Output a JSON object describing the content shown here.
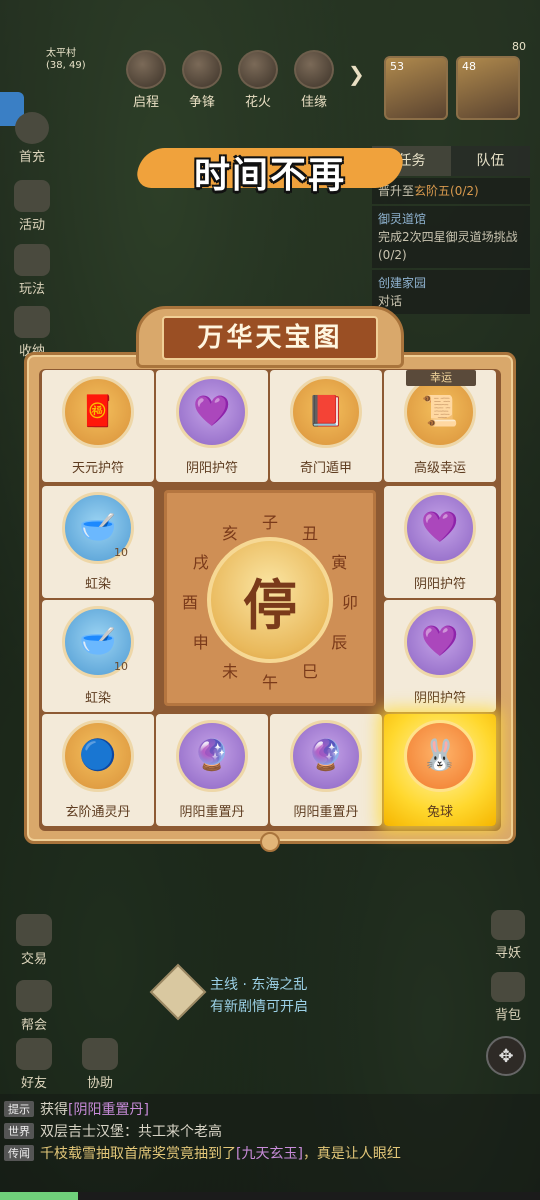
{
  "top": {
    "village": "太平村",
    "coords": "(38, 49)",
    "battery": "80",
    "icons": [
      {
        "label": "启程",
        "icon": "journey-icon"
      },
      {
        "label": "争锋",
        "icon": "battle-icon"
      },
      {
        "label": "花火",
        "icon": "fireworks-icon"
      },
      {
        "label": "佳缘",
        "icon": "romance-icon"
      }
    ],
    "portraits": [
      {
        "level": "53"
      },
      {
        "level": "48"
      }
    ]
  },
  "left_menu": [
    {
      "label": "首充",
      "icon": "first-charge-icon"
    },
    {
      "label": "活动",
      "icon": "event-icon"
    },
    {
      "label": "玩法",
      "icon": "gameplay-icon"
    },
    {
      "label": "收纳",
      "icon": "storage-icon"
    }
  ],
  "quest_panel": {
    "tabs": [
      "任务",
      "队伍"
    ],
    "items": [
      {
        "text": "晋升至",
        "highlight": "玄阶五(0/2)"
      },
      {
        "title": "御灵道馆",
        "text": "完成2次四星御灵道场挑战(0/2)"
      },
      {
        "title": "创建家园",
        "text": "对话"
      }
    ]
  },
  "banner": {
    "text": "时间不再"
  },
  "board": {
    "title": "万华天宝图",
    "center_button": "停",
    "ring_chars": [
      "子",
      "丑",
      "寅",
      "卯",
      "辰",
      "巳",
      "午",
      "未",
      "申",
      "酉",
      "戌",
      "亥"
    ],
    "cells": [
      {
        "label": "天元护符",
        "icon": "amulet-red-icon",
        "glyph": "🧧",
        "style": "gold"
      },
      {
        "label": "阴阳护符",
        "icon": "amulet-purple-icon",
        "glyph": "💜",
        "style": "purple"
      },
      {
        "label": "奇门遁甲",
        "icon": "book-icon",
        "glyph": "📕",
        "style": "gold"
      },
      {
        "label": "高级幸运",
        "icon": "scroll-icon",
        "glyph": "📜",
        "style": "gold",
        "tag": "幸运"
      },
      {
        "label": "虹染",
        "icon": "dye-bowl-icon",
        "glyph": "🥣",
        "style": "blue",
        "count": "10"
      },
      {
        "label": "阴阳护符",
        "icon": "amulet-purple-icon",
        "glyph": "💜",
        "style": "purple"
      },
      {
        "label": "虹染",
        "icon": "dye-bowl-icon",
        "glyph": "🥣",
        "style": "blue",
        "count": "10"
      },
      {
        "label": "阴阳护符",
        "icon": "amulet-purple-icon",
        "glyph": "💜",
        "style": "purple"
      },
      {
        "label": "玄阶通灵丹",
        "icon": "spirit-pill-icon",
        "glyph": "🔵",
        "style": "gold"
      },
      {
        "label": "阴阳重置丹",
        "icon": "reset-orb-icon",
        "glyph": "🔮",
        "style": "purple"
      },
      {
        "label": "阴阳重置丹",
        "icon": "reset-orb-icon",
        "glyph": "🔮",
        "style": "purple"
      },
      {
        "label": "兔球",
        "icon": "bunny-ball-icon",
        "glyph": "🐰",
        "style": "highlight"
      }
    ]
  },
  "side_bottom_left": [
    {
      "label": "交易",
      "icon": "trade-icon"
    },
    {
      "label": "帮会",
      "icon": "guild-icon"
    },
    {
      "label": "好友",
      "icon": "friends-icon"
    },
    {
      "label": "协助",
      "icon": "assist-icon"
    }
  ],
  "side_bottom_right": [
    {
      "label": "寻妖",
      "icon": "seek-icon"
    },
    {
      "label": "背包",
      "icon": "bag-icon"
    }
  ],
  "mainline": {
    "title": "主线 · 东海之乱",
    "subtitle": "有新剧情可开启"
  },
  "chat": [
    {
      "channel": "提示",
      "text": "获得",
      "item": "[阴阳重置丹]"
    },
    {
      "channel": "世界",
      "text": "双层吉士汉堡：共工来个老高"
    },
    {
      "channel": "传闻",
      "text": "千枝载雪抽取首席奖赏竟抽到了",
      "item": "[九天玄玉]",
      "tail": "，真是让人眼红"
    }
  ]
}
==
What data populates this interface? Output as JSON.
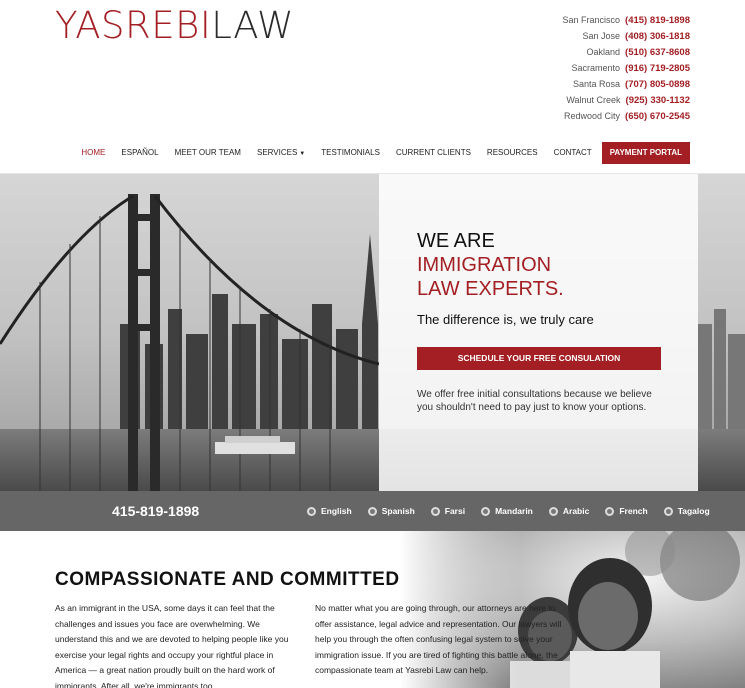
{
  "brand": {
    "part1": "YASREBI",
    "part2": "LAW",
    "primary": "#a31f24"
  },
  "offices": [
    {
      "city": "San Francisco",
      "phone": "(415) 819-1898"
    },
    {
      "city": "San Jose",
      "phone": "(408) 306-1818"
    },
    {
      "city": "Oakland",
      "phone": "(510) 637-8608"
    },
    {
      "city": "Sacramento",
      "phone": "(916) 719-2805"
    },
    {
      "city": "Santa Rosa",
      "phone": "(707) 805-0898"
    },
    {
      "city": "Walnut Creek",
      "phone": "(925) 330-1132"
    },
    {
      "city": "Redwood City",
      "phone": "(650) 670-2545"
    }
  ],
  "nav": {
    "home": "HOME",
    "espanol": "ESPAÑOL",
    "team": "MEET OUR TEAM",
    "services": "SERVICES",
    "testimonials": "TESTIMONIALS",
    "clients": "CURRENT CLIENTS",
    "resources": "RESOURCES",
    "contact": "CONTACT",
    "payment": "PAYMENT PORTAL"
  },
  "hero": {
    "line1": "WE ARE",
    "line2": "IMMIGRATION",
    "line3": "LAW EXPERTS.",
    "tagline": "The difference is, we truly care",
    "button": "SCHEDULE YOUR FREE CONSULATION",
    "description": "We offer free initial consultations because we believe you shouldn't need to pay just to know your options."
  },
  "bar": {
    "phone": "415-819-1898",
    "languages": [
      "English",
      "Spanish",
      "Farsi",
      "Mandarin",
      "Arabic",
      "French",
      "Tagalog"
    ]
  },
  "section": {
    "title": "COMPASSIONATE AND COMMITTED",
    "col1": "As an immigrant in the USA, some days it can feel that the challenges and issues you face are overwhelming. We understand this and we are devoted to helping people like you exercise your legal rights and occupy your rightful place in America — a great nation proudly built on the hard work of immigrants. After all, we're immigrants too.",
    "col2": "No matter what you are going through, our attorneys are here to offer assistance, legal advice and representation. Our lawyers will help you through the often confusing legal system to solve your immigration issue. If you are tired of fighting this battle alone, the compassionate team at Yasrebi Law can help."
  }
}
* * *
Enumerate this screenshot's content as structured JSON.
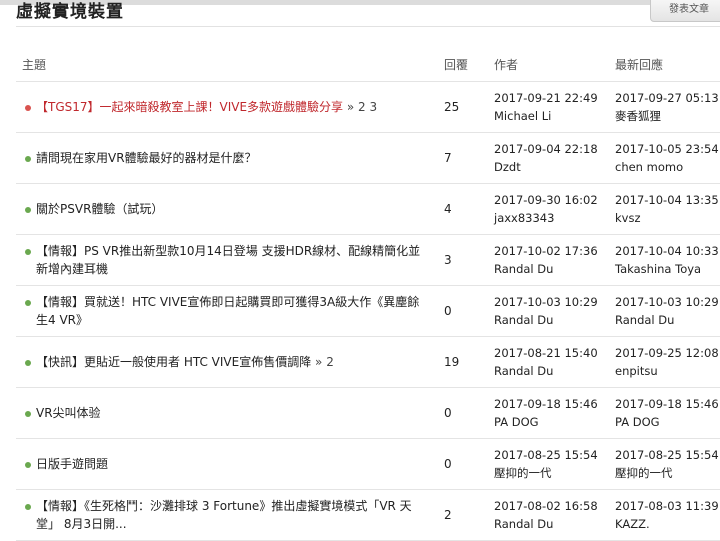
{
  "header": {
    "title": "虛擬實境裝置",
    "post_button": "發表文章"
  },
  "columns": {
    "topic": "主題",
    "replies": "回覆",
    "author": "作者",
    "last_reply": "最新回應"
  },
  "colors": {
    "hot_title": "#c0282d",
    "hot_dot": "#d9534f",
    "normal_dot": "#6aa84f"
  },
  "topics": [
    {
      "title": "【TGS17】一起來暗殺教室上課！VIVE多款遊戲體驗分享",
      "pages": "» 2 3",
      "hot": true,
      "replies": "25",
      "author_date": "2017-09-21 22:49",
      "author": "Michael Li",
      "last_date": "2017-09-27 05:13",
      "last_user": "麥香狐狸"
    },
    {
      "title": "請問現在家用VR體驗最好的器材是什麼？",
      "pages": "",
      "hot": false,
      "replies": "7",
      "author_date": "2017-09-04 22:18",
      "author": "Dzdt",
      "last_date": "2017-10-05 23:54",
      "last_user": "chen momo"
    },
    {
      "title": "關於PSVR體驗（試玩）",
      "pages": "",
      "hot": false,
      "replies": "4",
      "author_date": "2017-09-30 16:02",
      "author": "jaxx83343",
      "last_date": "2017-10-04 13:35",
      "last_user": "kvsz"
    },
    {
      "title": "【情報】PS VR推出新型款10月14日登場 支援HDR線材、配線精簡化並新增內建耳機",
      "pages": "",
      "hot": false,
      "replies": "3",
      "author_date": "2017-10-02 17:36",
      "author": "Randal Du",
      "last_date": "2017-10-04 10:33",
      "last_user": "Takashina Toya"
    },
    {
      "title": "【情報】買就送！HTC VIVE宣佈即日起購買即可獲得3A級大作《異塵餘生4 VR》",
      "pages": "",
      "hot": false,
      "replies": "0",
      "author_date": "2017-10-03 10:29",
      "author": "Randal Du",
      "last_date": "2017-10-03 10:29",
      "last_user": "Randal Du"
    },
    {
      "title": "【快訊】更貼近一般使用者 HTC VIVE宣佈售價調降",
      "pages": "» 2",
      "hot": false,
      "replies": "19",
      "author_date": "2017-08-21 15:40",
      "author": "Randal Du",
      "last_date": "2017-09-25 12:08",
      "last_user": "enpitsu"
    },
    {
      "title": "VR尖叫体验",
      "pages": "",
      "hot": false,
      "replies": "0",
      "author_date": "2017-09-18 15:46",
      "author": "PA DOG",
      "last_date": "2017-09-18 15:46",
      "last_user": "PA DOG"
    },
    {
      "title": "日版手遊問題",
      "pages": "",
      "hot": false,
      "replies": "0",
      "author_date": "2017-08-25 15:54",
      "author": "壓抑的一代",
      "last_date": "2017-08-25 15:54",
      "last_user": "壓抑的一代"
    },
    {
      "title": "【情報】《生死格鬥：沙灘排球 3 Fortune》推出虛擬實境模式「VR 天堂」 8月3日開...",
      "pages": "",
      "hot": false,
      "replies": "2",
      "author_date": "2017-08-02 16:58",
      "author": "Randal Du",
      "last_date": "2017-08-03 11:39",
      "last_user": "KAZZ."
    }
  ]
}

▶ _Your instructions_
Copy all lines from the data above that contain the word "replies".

▶ _Result of this task_
    "replies": "回覆",
      "replies": "25",
      "replies": "7",
      "replies": "4",
      "replies": "3",
      "replies": "0",
      "replies": "19",
      "replies": "0",
      "replies": "0",
      "replies": "2",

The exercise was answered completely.